● **Exercise aim**
Keyword search on "https": report each line of the records that contains it.

● **Source records**

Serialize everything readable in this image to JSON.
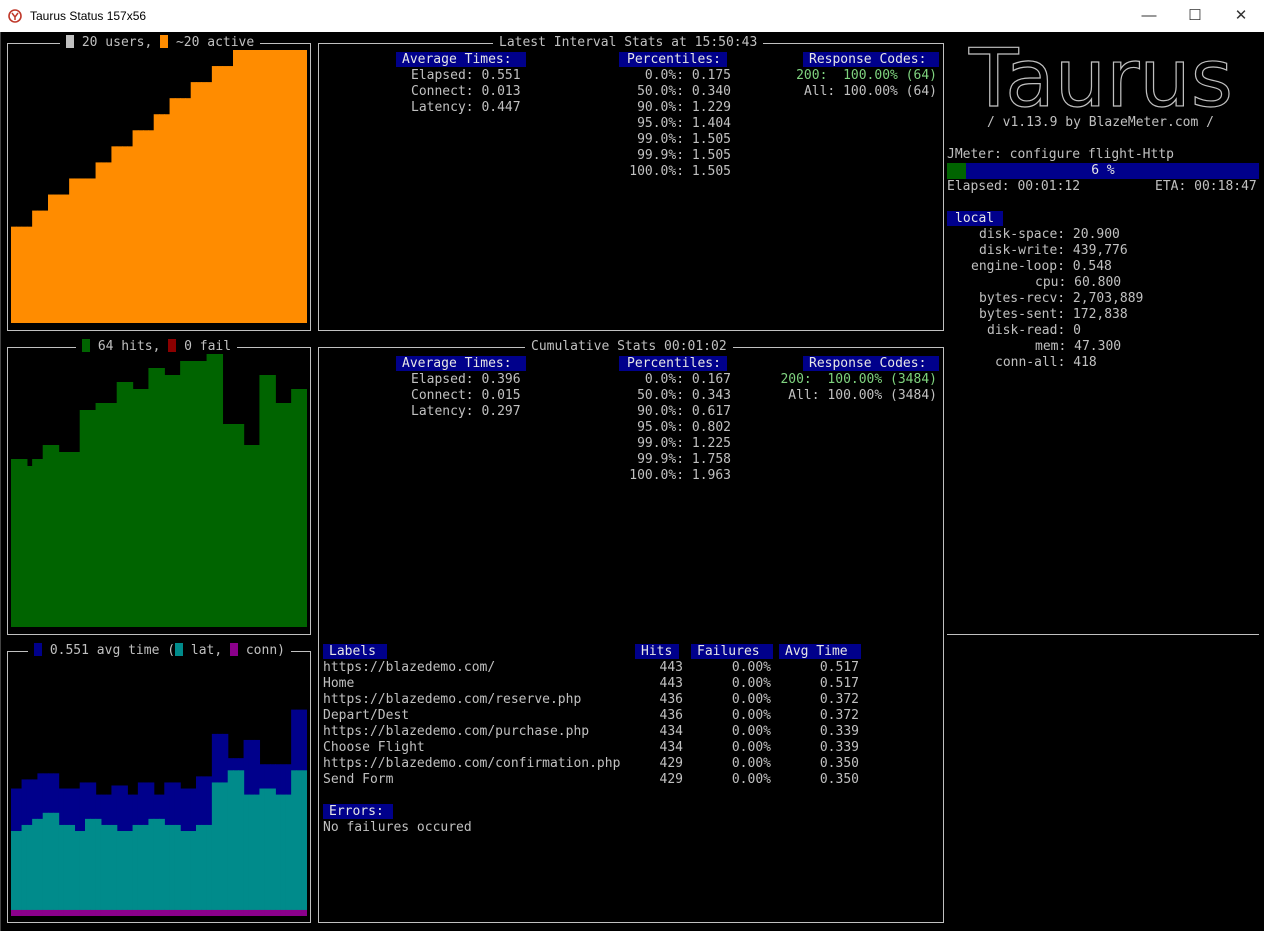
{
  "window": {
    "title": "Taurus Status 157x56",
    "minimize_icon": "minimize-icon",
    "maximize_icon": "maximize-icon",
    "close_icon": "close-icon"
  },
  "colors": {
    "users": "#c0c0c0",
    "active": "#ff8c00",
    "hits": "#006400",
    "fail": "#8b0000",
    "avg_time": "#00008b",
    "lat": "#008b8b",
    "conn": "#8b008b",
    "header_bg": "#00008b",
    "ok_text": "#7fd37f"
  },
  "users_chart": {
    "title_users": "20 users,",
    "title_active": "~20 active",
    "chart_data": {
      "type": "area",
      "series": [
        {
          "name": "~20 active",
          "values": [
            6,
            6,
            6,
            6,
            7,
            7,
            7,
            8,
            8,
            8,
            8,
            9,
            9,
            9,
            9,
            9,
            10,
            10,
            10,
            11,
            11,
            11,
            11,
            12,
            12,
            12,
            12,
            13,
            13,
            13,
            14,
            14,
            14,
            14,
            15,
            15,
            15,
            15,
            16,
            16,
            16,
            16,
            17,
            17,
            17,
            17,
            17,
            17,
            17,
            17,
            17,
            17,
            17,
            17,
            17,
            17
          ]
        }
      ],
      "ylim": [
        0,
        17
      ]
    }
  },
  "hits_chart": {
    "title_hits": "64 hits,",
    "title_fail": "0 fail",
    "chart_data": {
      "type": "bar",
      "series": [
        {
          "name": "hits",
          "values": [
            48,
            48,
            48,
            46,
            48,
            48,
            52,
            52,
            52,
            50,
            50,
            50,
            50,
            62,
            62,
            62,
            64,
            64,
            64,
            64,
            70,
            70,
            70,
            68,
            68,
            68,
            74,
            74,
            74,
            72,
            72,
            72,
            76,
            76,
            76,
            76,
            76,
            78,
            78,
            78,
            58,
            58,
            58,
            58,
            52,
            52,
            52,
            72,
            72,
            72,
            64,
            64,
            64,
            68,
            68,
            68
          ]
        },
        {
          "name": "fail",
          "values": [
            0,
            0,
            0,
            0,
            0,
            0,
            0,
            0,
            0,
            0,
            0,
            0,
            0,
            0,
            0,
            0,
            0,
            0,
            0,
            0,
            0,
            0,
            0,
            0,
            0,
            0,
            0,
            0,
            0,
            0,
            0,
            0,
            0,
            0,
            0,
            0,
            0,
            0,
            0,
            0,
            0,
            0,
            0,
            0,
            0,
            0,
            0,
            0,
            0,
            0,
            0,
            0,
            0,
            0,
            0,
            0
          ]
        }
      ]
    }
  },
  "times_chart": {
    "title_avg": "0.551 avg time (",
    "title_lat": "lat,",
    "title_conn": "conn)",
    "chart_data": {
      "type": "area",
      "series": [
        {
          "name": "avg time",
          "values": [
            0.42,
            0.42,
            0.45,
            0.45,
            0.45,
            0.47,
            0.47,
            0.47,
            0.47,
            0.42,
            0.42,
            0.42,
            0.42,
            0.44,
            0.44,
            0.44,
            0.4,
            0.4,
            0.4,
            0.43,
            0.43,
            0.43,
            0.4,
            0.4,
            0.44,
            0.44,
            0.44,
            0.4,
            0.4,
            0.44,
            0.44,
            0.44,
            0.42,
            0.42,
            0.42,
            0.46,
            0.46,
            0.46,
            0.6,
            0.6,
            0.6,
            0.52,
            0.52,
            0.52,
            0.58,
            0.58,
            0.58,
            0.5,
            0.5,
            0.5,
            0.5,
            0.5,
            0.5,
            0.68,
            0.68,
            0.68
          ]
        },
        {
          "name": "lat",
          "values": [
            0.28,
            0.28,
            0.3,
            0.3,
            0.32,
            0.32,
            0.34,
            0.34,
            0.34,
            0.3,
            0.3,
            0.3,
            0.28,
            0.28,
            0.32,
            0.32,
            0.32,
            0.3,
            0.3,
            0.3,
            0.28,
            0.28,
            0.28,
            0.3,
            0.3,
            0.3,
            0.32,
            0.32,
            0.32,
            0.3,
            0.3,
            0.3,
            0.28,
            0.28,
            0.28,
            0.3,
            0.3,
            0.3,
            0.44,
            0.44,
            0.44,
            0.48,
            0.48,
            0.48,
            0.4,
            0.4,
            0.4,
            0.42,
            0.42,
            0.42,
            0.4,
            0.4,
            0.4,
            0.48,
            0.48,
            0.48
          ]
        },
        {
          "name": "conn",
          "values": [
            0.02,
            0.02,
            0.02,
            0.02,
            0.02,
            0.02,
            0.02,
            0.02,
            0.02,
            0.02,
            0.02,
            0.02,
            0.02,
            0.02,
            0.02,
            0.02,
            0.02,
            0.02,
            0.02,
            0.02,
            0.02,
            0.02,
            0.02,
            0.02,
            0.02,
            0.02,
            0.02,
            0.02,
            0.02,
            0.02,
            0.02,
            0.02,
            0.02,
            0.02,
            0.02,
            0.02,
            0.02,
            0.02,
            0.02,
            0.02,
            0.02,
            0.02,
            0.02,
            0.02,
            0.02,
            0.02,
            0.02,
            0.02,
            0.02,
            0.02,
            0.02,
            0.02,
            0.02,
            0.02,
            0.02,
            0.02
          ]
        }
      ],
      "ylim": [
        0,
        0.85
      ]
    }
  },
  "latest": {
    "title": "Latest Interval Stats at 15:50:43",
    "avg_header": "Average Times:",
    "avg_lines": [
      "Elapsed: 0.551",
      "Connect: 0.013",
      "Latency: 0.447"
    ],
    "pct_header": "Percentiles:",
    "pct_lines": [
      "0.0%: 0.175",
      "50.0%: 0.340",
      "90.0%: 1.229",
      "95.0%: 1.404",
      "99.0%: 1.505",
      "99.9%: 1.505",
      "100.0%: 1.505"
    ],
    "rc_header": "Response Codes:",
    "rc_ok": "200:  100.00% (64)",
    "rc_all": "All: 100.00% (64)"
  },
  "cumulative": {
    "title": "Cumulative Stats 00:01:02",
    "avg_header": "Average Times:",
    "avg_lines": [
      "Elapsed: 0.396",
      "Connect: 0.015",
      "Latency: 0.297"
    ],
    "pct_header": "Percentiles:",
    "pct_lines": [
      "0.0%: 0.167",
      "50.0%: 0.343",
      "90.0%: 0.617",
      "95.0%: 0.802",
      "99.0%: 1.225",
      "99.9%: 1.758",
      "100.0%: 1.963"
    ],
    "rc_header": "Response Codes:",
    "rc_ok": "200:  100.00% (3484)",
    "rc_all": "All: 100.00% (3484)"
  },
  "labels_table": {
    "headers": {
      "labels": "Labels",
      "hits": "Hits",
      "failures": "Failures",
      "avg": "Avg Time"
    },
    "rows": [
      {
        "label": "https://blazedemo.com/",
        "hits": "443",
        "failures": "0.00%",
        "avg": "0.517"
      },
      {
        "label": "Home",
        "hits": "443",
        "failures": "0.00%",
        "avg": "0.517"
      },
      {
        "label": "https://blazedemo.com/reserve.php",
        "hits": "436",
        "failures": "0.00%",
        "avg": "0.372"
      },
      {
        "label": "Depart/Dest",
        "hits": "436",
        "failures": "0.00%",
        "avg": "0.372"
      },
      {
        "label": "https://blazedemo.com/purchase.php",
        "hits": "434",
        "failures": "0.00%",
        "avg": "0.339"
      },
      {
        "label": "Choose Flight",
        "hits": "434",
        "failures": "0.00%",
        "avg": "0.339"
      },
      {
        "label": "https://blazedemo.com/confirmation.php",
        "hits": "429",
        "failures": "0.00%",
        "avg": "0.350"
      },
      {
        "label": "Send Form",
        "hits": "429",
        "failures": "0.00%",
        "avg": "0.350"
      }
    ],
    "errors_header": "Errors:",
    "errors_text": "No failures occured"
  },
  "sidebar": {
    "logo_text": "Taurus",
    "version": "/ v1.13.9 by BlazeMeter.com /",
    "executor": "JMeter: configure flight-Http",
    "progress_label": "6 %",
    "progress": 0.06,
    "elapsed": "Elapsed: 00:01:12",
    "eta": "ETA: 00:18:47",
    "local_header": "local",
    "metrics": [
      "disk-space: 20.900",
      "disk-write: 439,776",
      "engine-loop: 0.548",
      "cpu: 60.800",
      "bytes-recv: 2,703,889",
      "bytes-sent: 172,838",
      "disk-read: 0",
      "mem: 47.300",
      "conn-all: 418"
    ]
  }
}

● **Response to the task**
        "label": "https://blazedemo.com/",
        "label": "https://blazedemo.com/reserve.php",
        "label": "https://blazedemo.com/purchase.php",
        "label": "https://blazedemo.com/confirmation.php",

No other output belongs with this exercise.